Slop 0 vs Slop 2Edit

Date p-value Cohen’s w Odds Ratio Odds Ratio 95% CI More or less likely than controls?
Friday 08/21 < 0.001 0.10 0.59 (0.500, 0.696) Significantly less likely
Saturday 08/22 < 0.001 0.06 1.36 (1.167, 1.597) Significantly more likely
Sunday 08/23 < 0.001 0.30 0.26 (0.222, 0.296) Significantly less likely
Monday 08/24 0.019 0.04 0.81 (0.679, 0.963) Significantly less likely
Tuesday 08/25 < 0.001 0.09 0.64 (0.552, 0.752) Significantly less likely
Wednesday 08/26 < 0.001 0.12 0.57 (0.495, 0.666) Significantly less likely
Thursday 08/27 < 0.001 0.11 0.59 (0.504, 0.683) Significantly less likely
Friday 08/28 < 0.001 0.06 0.75 (0.640, 0.867) Significantly less likely
Saturday 08/29 0.241 0.02 1.10 (0.941, 1.293) Meh
Sunday 08/30 0.031 0.03 0.83 (0.707, 0.980) Significantly less likely
Monday 08/31 0.081 0.03 1.16 (0.986, 1.366) Meh
Tuesday 09/01 0.835 0.00 1.02 (0.867, 1.202) Meh
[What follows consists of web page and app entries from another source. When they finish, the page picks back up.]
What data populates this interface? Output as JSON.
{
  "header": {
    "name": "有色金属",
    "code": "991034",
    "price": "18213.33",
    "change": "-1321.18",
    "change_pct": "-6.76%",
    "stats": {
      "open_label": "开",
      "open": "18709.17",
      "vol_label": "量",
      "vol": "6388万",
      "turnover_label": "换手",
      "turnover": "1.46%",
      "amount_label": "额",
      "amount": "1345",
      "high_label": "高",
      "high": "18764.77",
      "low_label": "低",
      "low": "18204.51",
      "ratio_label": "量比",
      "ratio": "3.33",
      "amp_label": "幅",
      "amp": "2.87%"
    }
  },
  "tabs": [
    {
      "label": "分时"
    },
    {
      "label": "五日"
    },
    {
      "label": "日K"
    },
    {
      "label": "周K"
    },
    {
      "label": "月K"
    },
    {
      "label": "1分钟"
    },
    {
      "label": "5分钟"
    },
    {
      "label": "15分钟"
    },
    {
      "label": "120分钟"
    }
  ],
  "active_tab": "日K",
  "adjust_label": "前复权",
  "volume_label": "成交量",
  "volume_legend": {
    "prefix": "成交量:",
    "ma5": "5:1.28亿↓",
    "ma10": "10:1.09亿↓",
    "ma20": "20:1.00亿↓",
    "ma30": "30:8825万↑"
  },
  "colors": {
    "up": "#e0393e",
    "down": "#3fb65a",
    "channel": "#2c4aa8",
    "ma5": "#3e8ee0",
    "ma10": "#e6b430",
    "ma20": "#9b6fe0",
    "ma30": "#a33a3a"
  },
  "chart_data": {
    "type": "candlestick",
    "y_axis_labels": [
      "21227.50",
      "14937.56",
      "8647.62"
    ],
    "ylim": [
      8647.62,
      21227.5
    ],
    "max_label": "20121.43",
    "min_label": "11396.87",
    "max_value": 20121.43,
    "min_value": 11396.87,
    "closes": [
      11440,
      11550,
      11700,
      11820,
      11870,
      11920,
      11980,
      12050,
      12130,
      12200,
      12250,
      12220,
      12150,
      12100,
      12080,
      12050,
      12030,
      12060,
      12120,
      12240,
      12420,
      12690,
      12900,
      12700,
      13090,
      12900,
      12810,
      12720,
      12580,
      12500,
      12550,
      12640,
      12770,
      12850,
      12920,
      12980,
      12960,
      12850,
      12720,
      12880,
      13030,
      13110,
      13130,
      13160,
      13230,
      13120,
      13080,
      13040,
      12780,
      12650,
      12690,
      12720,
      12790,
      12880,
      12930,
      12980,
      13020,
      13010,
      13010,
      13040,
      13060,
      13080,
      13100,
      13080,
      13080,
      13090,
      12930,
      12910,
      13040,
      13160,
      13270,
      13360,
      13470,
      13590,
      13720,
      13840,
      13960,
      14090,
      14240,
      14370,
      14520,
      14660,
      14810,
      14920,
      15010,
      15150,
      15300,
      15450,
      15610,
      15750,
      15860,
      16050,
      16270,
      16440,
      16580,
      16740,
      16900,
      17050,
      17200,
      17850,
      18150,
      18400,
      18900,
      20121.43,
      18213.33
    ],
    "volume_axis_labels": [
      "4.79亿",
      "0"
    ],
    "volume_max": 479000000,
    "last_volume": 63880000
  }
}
Slop 1 vs Slop 2Edit

Date p-value Cohen’s w Odds Ratio Odds Ratio 95% CI Slop 2 more or less likely than Slop 1?
Friday 08/21 < 0.001 0.09 0.63 (0.537, 0.743) Significantly less likely
Saturday 08/22 0.9 0.00 0.99 (0.837, 1.162) Meh
Sunday 08/23 < 0.001 0.26 0.32 (0.280, 0.370) Significantly less likely
Monday 08/24 0.155 0.02 1.13 (0.959, 1.333) Meh
Tuesday 08/25 < 0.001 0.05 0.77 (0.664, 0.896) Significantly less likely
Wednesday 08/26 < 0.001 0.17 0.44 (0.373, 0.510) Significantly less likely
Thursday 08/27 < 0.001 0.13 0.52 (0.441, 0.602) Significantly less likely
Friday 08/28 < 0.001 0.12 0.55 (0.470, 0.648) Significantly less likely
Saturday 08/29 0.591 0.01 0.95 (0.810, 1.121) Meh
Sunday 08/30 < 0.001 0.07 0.68 (0.572, 0.804) Significantly less likely
Monday 08/31 < 0.001 0.07 0.66 (0.554, 0.796) Significantly less likely
Tuesday 09/01 0.029 0.03 1.20 (1.022, 1.404) Significantly more likely